(Dataset rows for apps and sites)

=== Begin Enclosure ===

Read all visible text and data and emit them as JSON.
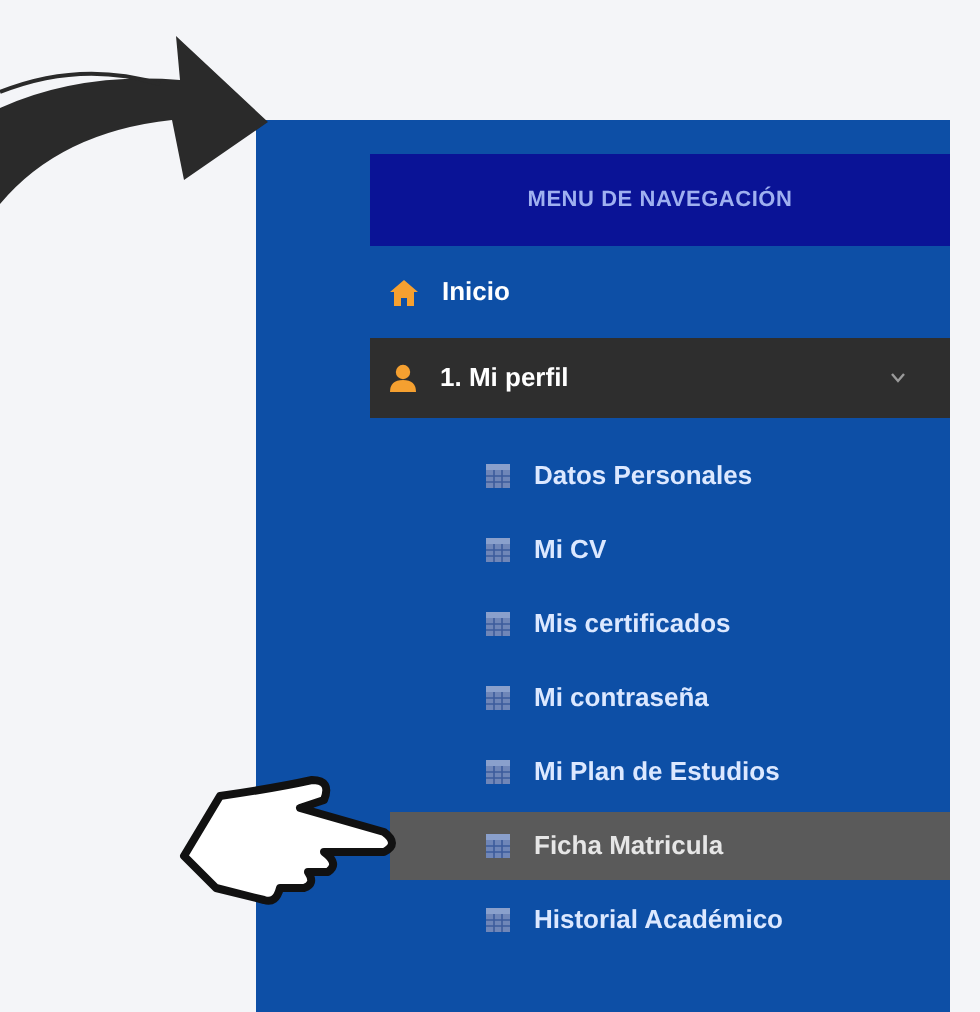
{
  "sidebar": {
    "header": "MENU DE NAVEGACIÓN",
    "items": [
      {
        "label": "Inicio",
        "kind": "link",
        "expanded": false
      },
      {
        "label": "1. Mi perfil",
        "kind": "group",
        "expanded": true,
        "children": [
          {
            "label": "Datos Personales",
            "selected": false
          },
          {
            "label": "Mi CV",
            "selected": false
          },
          {
            "label": "Mis certificados",
            "selected": false
          },
          {
            "label": "Mi contraseña",
            "selected": false
          },
          {
            "label": "Mi Plan de Estudios",
            "selected": false
          },
          {
            "label": "Ficha Matricula",
            "selected": true
          },
          {
            "label": "Historial Académico",
            "selected": false
          }
        ]
      }
    ]
  }
}
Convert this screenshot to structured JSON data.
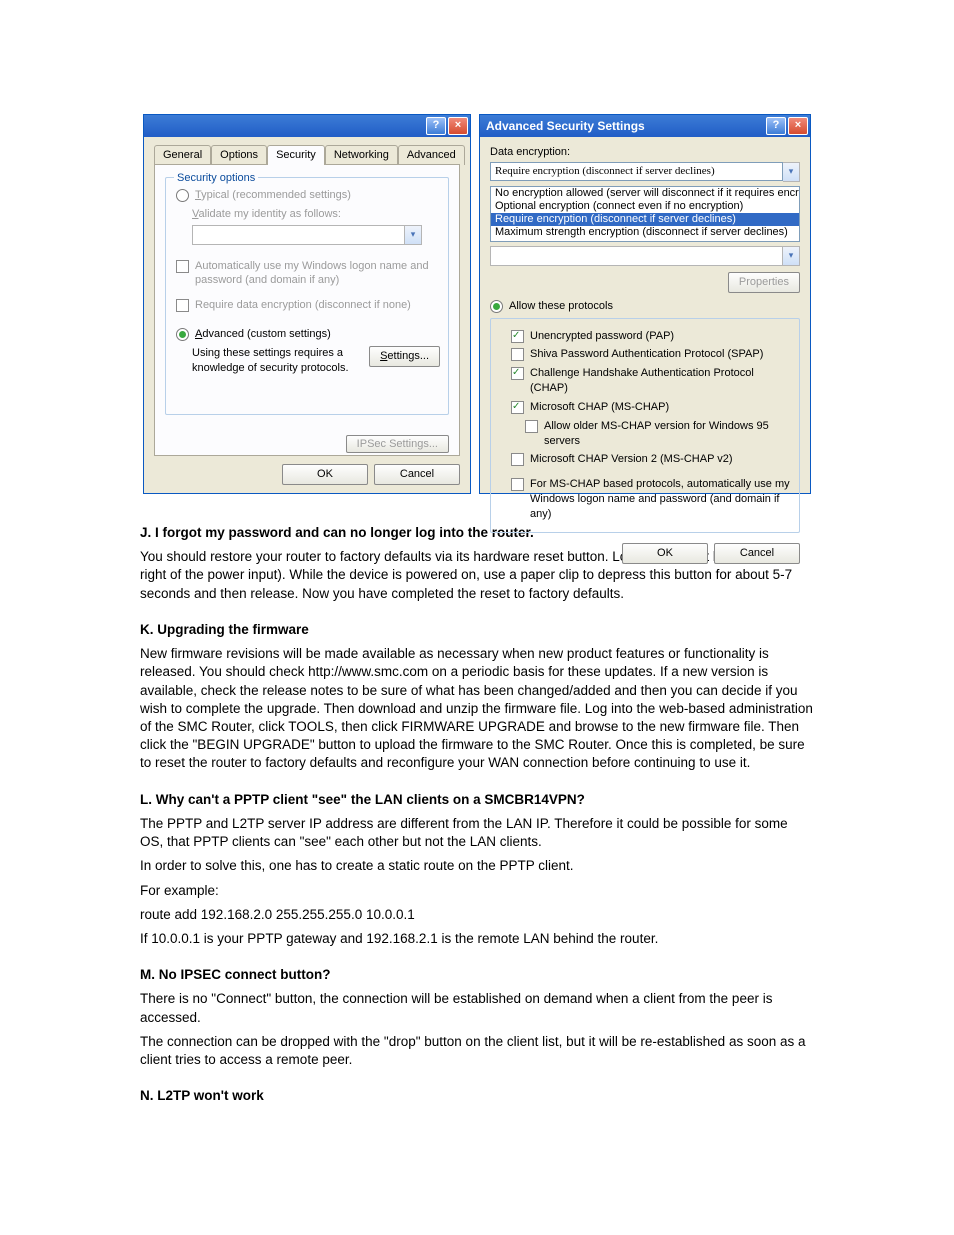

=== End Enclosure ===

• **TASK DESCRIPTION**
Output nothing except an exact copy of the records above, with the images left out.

• **RESULT**
Read all visible text and data and emit them as JSON.
{
  "sidebar": {
    "header": "MENU DE NAVEGACIÓN",
    "items": [
      {
        "label": "Inicio",
        "kind": "link",
        "expanded": false
      },
      {
        "label": "1. Mi perfil",
        "kind": "group",
        "expanded": true,
        "children": [
          {
            "label": "Datos Personales",
            "selected": false
          },
          {
            "label": "Mi CV",
            "selected": false
          },
          {
            "label": "Mis certificados",
            "selected": false
          },
          {
            "label": "Mi contraseña",
            "selected": false
          },
          {
            "label": "Mi Plan de Estudios",
            "selected": false
          },
          {
            "label": "Ficha Matricula",
            "selected": true
          },
          {
            "label": "Historial Académico",
            "selected": false
          }
        ]
      }
    ]
  }
}
Convert this screenshot to structured JSON data.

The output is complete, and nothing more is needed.